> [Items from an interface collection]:
****
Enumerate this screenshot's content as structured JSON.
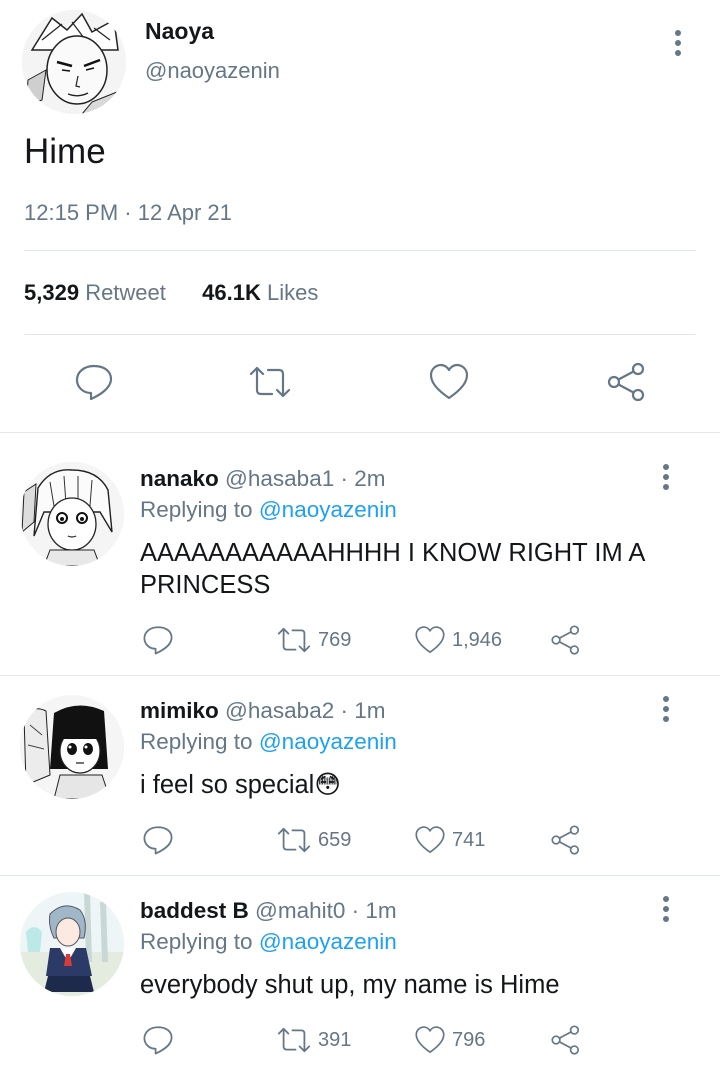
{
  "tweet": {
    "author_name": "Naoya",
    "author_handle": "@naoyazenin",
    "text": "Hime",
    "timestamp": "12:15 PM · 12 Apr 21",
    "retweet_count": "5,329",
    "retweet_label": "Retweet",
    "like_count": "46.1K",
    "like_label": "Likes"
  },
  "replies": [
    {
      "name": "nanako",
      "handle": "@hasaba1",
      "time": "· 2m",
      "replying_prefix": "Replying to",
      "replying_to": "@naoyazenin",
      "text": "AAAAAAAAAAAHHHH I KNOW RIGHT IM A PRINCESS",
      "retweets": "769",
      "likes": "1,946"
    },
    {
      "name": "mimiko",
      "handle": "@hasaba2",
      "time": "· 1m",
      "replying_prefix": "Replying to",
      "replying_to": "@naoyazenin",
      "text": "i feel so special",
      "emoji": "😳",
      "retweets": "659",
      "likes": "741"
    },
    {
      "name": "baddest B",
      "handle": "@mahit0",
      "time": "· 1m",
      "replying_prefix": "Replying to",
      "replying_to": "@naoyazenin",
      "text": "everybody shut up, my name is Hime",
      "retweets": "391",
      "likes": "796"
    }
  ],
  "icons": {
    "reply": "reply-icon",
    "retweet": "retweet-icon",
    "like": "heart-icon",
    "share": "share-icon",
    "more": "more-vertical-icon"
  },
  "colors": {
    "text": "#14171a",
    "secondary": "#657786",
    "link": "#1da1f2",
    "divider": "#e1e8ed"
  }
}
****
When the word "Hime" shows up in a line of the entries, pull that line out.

> [Answer section]:
    "text": "Hime",
      "text": "everybody shut up, my name is Hime",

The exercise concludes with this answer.